CHP can use a variety of fuels to provide reliable electricity, mechanical power or thermal energy for industrial plants, universities, hospitals or commercial buildings.

Benefits for peak performance

Energy efficiency, emissions reduction, energy reliability and quality, energy security (CHP systems can operate independently of the grid to sustain critical services such as health care, communications, shelter, and public safety, after disasters) and economic development. CHP systems directly relieve grid congestion, reduce or eliminate power purchases, and avoid the need to construct new power plants.

Reduced energy costs

The main benefit of CHP is overall annual energy costs can be reduced.

On site generation reduces the amount of electricity purchased from the grid.

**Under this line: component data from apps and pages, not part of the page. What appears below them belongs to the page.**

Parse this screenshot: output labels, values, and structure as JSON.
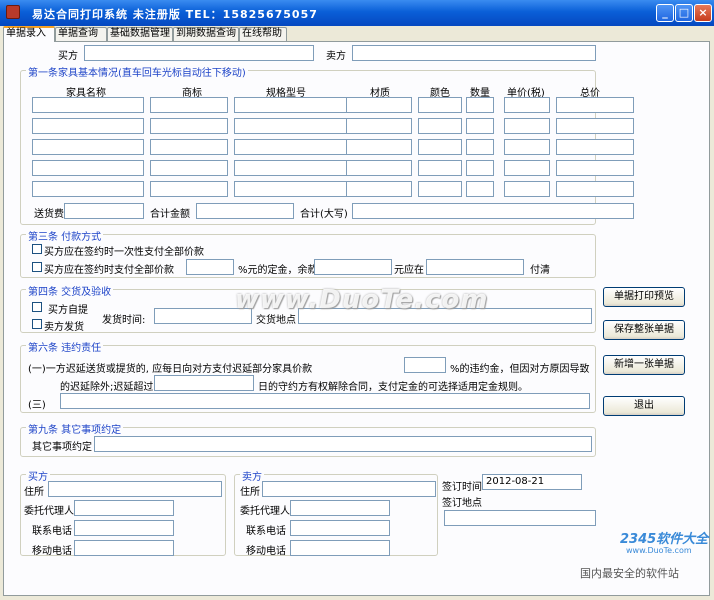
{
  "window": {
    "title": "易达合同打印系统 未注册版 TEL：15825675057",
    "min": "_",
    "max": "□",
    "close": "×"
  },
  "tabs": [
    "单据录入",
    "单据查询",
    "基础数据管理",
    "到期数据查询",
    "在线帮助"
  ],
  "top": {
    "buyer_label": "买方",
    "seller_label": "卖方"
  },
  "goods": {
    "section": "第一条家具基本情况(直车回车光标自动往下移动)",
    "cols": [
      "家具名称",
      "商标",
      "规格型号",
      "材质",
      "颜色",
      "数量",
      "单价(税)",
      "总价"
    ],
    "shipping_label": "送货费",
    "sum_label": "合计金额",
    "sum_caps_label": "合计(大写)"
  },
  "payment": {
    "section": "第三条 付款方式",
    "opt1": "买方应在签约时一次性支付全部价款",
    "opt2": "买方应在签约时支付全部价款",
    "mid1": "%元的定金，余款",
    "mid2": "元应在",
    "end": "付清"
  },
  "delivery": {
    "section": "第四条 交货及验收",
    "opt1": "买方自提",
    "opt2": "卖方发货",
    "time_label": "发货时间:",
    "place_label": "交货地点"
  },
  "breach": {
    "section": "第六条 违约责任",
    "line1": "(一)一方迟延送货或提货的, 应每日向对方支付迟延部分家具价款",
    "line1b": "%的违约金，但因对方原因导致",
    "line2a": "的迟延除外;迟延超过",
    "line2b": "日的守约方有权解除合同，支付定金的可选择适用定金规则。",
    "line3": "(三)"
  },
  "other": {
    "section": "第九条 其它事项约定",
    "label": "其它事项约定"
  },
  "buyer": {
    "section": "买方",
    "addr": "住所",
    "agent": "委托代理人",
    "phone": "联系电话",
    "mobile": "移动电话"
  },
  "seller": {
    "section": "卖方",
    "addr": "住所",
    "agent": "委托代理人",
    "phone": "联系电话",
    "mobile": "移动电话"
  },
  "sign": {
    "time_label": "签订时间",
    "time_value": "2012-08-21",
    "place_label": "签订地点"
  },
  "buttons": {
    "print": "单据打印预览",
    "save": "保存整张单据",
    "new": "新增一张单据",
    "exit": "退出"
  },
  "watermark": {
    "main": "www.DuoTe.com",
    "brand": "2345软件大全",
    "url": "www.DuoTe.com",
    "slogan": "国内最安全的软件站"
  }
}
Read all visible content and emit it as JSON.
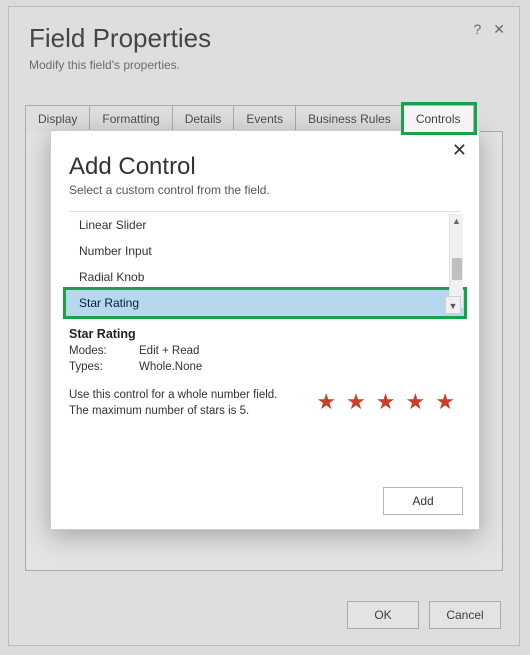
{
  "dialog": {
    "title": "Field Properties",
    "subtitle": "Modify this field's properties.",
    "tabs": [
      "Display",
      "Formatting",
      "Details",
      "Events",
      "Business Rules",
      "Controls"
    ],
    "buttons": {
      "ok": "OK",
      "cancel": "Cancel"
    }
  },
  "modal": {
    "title": "Add Control",
    "subtitle": "Select a custom control from the field.",
    "items": [
      "Linear Slider",
      "Number Input",
      "Radial Knob",
      "Star Rating"
    ],
    "selected": "Star Rating",
    "detail": {
      "name": "Star Rating",
      "modes_label": "Modes:",
      "modes_value": "Edit + Read",
      "types_label": "Types:",
      "types_value": "Whole.None",
      "desc1": "Use this control for a whole number field.",
      "desc2": "The maximum number of stars is 5."
    },
    "add": "Add"
  }
}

Although there will be a shift in gas/electricity balance of a building’s total fossil fuel consumption, any rise in gas costs will be more than offset by the savings in electricity. Many buildings often have sufficient demand for space heating and hot water to utilise a small CHP plant, such as powertherm. Some manufacturers, such as Shenton Group, can synchronise multiple units together to create an efficient on-site power station that can reduce electricity bills.

A whole life cost analysis will help managers determine the full benefits of investing in CHP. This will include comparing the conventional provision of heat and power by boiler and electricity purchased from the local electricity network. Although capital costs of CHP equipment are higher than a conventional boiler plant, the equipment usually has lower Whole Life costs when the annual expenditure on operation, maintenance, heating, ventilation and air conditioning as well as fuel costs become part of the equation.

Will CHP work for you?

There are three criteria to consider:

1. Do you want to use the heat, for heating or hot water, most of the year?

2. Do you use a reasonable amount of electricity, as most savings come mainly electricity bill reductions?

3. CHP burns gas to produce cheap electricity, so the ratio in electricity and gas costs is important.

As a yardstick, if your annual electricity costs exceed £200,000 and you need hot water constantly, a CHP system could save you £40,000 a year.